▶
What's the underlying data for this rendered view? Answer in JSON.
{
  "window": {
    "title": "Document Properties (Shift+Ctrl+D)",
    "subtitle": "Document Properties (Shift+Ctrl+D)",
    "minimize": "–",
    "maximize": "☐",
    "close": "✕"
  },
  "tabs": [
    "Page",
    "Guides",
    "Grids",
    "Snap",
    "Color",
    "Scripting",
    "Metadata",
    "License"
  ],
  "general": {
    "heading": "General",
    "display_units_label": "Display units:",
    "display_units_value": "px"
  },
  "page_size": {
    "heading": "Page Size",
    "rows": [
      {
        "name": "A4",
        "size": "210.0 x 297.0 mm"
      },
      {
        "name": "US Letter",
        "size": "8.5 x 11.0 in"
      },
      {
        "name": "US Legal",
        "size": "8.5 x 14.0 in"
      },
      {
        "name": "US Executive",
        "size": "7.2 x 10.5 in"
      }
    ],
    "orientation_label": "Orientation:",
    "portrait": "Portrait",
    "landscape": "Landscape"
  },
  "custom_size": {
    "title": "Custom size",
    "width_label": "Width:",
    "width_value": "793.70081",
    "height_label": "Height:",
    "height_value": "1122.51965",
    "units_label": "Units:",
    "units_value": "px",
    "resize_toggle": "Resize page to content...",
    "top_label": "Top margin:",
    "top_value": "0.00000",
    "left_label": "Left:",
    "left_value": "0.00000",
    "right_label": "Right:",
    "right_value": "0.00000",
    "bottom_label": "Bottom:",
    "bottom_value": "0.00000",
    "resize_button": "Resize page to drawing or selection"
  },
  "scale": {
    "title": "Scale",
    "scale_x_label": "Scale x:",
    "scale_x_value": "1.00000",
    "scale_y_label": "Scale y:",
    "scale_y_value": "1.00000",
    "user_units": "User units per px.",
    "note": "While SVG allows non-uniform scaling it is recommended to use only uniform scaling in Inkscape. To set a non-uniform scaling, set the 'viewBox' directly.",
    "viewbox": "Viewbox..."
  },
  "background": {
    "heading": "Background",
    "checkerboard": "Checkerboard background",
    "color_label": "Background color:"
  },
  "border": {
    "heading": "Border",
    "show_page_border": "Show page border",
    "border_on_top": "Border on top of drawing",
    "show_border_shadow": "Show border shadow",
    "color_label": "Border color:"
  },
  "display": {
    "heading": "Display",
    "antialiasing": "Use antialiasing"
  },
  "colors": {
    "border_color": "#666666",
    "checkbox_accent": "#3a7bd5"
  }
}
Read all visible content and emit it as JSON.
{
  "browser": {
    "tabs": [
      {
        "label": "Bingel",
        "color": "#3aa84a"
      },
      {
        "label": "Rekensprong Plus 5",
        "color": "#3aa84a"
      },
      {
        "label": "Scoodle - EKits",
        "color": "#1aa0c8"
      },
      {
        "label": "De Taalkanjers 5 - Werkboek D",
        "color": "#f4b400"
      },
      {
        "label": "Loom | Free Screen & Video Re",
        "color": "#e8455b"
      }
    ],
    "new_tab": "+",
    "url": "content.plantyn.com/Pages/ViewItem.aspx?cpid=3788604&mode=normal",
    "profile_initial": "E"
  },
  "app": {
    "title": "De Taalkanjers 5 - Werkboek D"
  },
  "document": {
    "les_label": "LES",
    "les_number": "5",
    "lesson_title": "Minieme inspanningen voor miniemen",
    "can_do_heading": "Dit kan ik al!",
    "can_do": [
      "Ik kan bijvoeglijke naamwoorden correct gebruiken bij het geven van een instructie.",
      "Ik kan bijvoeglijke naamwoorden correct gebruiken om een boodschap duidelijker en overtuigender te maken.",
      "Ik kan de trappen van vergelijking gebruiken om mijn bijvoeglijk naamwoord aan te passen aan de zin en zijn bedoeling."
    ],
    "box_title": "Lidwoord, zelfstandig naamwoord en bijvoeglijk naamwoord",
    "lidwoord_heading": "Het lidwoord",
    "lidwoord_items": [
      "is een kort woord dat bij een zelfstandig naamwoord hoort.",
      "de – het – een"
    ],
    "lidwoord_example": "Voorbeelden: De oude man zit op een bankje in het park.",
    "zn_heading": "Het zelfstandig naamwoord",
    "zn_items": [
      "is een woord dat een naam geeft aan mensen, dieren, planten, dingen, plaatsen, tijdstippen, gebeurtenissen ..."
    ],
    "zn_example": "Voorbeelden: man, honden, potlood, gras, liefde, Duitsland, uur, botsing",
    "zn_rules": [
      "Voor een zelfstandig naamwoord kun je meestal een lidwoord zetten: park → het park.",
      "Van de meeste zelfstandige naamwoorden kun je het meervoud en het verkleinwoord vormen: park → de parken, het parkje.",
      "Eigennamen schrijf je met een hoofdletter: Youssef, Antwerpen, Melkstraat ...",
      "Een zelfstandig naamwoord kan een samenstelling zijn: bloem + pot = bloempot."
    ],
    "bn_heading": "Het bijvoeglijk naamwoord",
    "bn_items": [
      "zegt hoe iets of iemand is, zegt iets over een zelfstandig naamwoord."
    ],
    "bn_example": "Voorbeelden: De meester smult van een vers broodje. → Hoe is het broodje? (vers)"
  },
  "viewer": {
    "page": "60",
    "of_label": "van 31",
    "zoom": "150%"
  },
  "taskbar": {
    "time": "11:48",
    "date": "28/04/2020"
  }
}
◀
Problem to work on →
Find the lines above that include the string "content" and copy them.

Answer for this exercise →
    "resize_toggle": "Resize page to content...",
Read all visible content and emit it as JSON.
    "url": "content.plantyn.com/Pages/ViewItem.aspx?cpid=3788604&mode=normal",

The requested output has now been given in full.